The new accelerated program will “create a pipeline for African-American doctors and dental practitioners” that is needed due to COVID-19, said TSU president Glenda Glover.
As reported by the Tennessean, the two historically Black colleges are launching the new Dr Levi Watkins Jr. Medical, Dental Accelerated Pathway Program to prepare qualified TSU students for early acceptance to Meharry for medical or dental school.
The program’s namesake, Watkins, the heart surgeon and civil rights activist who was the first doctor to successfully implant a heart defibrillator in a patient, was a 1966 alumnus of TSU and the first African-American to graduate from the Vanderbilt School of Medicine.
TSU president Glenda Glover said the accelerated program will “create a pipeline for African-American doctors and dental practitioners” that is needed now more than ever due to the COVID-19 pandemic.
Meharry is already tackling the need for physicians in underserved communities like many areas of rural Tennessee through a fast-track program in partnership with Middle Tennessee State University in Murfreesboro.

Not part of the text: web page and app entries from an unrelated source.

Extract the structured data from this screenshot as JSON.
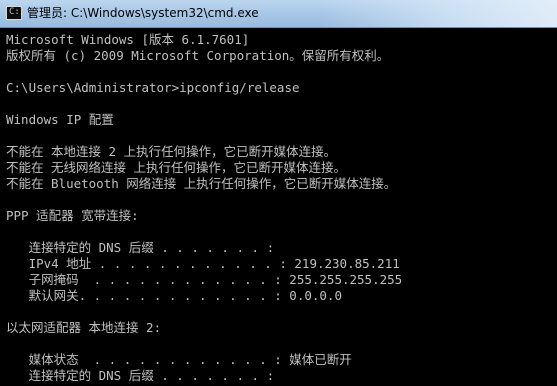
{
  "window": {
    "title": "管理员: C:\\Windows\\system32\\cmd.exe",
    "icon": "cmd-icon"
  },
  "console": {
    "lines": [
      "Microsoft Windows [版本 6.1.7601]",
      "版权所有 (c) 2009 Microsoft Corporation。保留所有权利。",
      "",
      "C:\\Users\\Administrator>ipconfig/release",
      "",
      "Windows IP 配置",
      "",
      "不能在 本地连接 2 上执行任何操作，它已断开媒体连接。",
      "不能在 无线网络连接 上执行任何操作，它已断开媒体连接。",
      "不能在 Bluetooth 网络连接 上执行任何操作，它已断开媒体连接。",
      "",
      "PPP 适配器 宽带连接:",
      "",
      "   连接特定的 DNS 后缀 . . . . . . . :",
      "   IPv4 地址 . . . . . . . . . . . . : 219.230.85.211",
      "   子网掩码  . . . . . . . . . . . . : 255.255.255.255",
      "   默认网关. . . . . . . . . . . . . : 0.0.0.0",
      "",
      "以太网适配器 本地连接 2:",
      "",
      "   媒体状态  . . . . . . . . . . . . : 媒体已断开",
      "   连接特定的 DNS 后缀 . . . . . . . :"
    ]
  }
}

MTSU students accepted into that program, launched in 2017, attend 3 years at the undergraduate level, earn a bachelor’s degree and then go straight into 3 years of medical school at Meharry with state funding offsetting the cost of tuition.

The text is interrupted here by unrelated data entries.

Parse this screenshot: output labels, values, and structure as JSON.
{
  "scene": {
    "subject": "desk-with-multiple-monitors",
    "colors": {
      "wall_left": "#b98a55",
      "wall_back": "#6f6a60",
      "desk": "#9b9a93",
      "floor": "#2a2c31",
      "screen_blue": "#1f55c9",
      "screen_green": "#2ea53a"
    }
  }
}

In return, the students agree to work for at least 2 years in parts of Tennessee that need doctors the most.
Meharry’s new partnership with TSU will provide the same accelerated route of study for TSU students. Meharry graduates already overwhelmingly go on to serve patients in vulnerable or overlooked communities throughout the country, according to school officials, but Glover said the disproportionate toll that the coronavirus pandemic has taken on people of color highlights the glaring need for diverse healthcare providers.